The problem with a charged hoseline is that it requires a coordinated effort to move it to the seat of the fire and adequate staffing is a requirement. A dry hoseline allows for a very rapid stretch that doesn’t require half the staffing level, but the “kicker” is knowing when to have water and when to use the advantages of the dry line. The bottom line is to never enter a flashover-prone setting without the ability to apply water instantly and from a distance.

Staffing of the line does require the nozzle team, but the other members assigned to the stretch are equally critical. They must be placed in strategic positions and must be trained in their role prior to “the big game.” Right now, are your people ready for the “big game” or is a bit more training needed?

The Backup Line

Most of our fires are put out with the first hoseline. But a prudent fire officer knows that a backup line can act as an insurance policy for any number of reasons. The backup line is best stretched from the floor below where the attack line was hooked up. If the attack line was hooked up on the 14th floor, then the backup line can be hooked up on the 13th floor (see Photo 4).

The reason is that this offers redundancy. Departments that rely on a wye for the attack and backup line deployment can run into certain problems. The wye is from a single supply line from a single outlet. If problems were encountered at this connection, say the pressure regulating system failed miserably to provide an adequate flow, both the attack and backup line would be in jeopardy. Also, what if the line supplying the wye burst and with it went all of our water?

By hooking up to the floor below the attack line, we have some degree of redundancy. An insurance policy, if you will. The downside is this requires an additional length of hose. Both the attack line and backup line have to be flaked out and kink free for maximum flow and efficiency. Use the hallways on the floors that you chose to hookup on to flake out the hose properly (Photo 5).

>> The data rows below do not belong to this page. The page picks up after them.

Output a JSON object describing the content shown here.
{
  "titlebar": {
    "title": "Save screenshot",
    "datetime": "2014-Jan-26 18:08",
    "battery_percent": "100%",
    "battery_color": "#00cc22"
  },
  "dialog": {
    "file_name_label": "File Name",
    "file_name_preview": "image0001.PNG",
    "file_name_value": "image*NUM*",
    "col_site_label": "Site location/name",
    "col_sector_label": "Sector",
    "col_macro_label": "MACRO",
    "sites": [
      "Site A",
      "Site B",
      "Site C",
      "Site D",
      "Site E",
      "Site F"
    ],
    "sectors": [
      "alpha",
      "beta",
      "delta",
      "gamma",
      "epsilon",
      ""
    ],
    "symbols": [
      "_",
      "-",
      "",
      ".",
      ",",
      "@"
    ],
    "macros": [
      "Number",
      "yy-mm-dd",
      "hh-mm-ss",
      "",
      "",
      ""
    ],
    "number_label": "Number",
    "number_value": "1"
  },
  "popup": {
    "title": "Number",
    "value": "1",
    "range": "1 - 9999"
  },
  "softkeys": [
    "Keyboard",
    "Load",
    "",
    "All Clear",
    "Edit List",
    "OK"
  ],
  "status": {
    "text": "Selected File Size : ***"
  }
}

Also, if we are relying on 2 1/2-inch lines (whether they are reduced down to 1 3/4-inch for the last 50 feet or not), the use of a large wye with a 2 1/2-inch inlet and 2 x 2 1/2-inch outlets weighs a great deal and is not practical in a system that strives for reduced weight. Remember that when the line goes into operation, we are going to need four to eight members to get a single 2 1/2-inch line into operation. We’ll need a nozzle firefighter and two backup firefighters to absorb the nozzle reaction, and additional members spread out to assist in the advance. In addition, a firefighter has to be at the standpipe outlet to control flow. An officer is ideally suited to be up front with the nozzle team providing guidance and direction. If the 1 3/4-inch length is used at the end instead of the larger line, we can make do with a nozzle firefighter and a single backup firefighter, but the other members on the line are critical to advancing (see Photo 6).


We covered a lot over these past three articles. Take a look at your present fireground operations as it relates to standpipe operations and see where your strengths and weaknesses are. Now is the time to correct those deficiencies.

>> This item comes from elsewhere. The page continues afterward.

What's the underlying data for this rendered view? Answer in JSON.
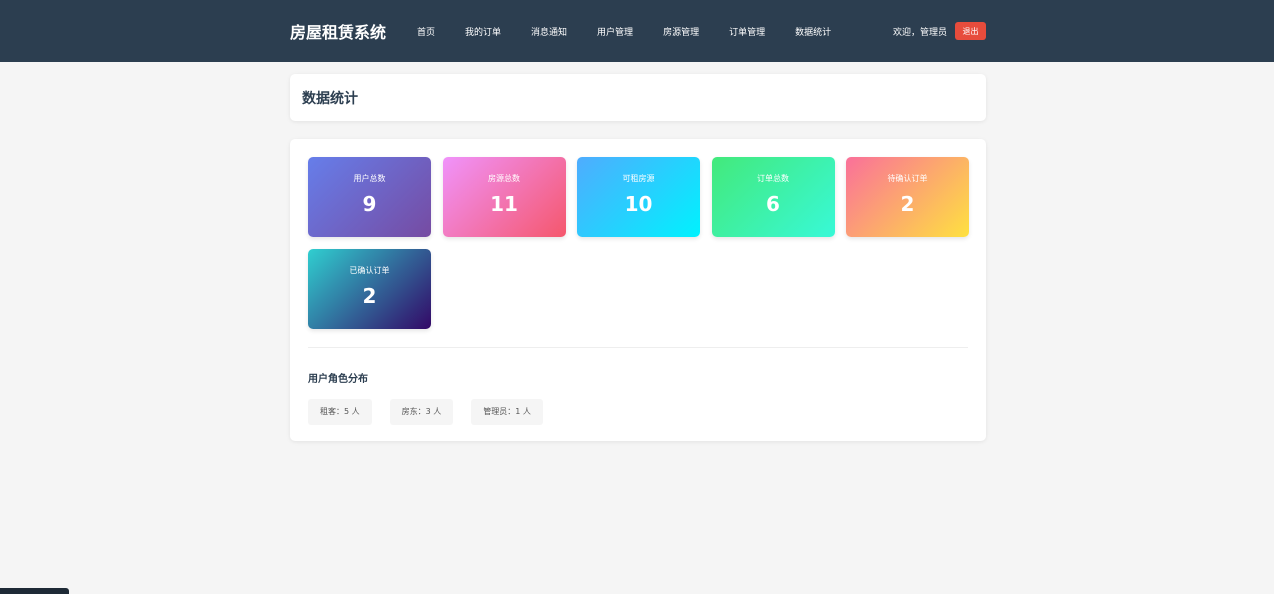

Fires in high-rise buildings require a lot of people; given the life hazard, the need to maintain the momentum of the attack, and possibly the need for several lines, staffing is a must. Therefore, while your community may not have a high-rise or standpipe-equipped building, it would be prudent to prepare for such a mutual-aid response. Having your own hose-pack system may pay dividends for when that call is received!

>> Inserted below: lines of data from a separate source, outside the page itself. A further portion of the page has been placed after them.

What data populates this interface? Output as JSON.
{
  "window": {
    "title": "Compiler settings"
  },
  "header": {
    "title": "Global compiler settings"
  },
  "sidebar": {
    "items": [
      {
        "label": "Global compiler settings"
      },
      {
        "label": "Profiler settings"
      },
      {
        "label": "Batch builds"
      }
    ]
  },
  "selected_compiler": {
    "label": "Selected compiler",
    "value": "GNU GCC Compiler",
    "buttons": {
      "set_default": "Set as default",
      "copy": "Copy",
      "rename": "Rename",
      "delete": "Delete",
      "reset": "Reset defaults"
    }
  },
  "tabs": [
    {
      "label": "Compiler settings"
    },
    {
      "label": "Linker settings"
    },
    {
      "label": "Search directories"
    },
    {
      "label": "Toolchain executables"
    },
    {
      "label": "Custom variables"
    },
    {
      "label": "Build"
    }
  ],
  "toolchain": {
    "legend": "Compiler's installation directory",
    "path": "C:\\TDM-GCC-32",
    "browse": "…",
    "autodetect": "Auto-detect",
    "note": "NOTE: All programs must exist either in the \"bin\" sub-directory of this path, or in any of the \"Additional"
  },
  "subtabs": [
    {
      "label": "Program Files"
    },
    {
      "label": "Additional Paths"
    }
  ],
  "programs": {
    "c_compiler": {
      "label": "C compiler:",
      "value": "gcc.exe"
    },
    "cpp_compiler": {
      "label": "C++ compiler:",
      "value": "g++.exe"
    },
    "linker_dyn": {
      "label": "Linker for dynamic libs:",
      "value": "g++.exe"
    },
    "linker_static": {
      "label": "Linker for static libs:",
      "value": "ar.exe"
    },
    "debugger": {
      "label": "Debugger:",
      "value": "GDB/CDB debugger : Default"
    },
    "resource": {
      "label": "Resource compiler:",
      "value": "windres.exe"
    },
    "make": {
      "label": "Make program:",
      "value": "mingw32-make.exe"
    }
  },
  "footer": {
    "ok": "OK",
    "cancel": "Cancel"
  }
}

ARMAND F. GUZZI JR. has been a member of the fire service since 1987.  He is a career fire lieutenant with the City of Long Branch, NJ, Fire Department and is the deputy director of the Monmouth County, NJ, Fire Academy where he has taught for over 20 years.  He has a masters degree in management and undergraduate degrees in fire science, education, and business administration. View all of Armand's articles here. He can be reached via e-mail at or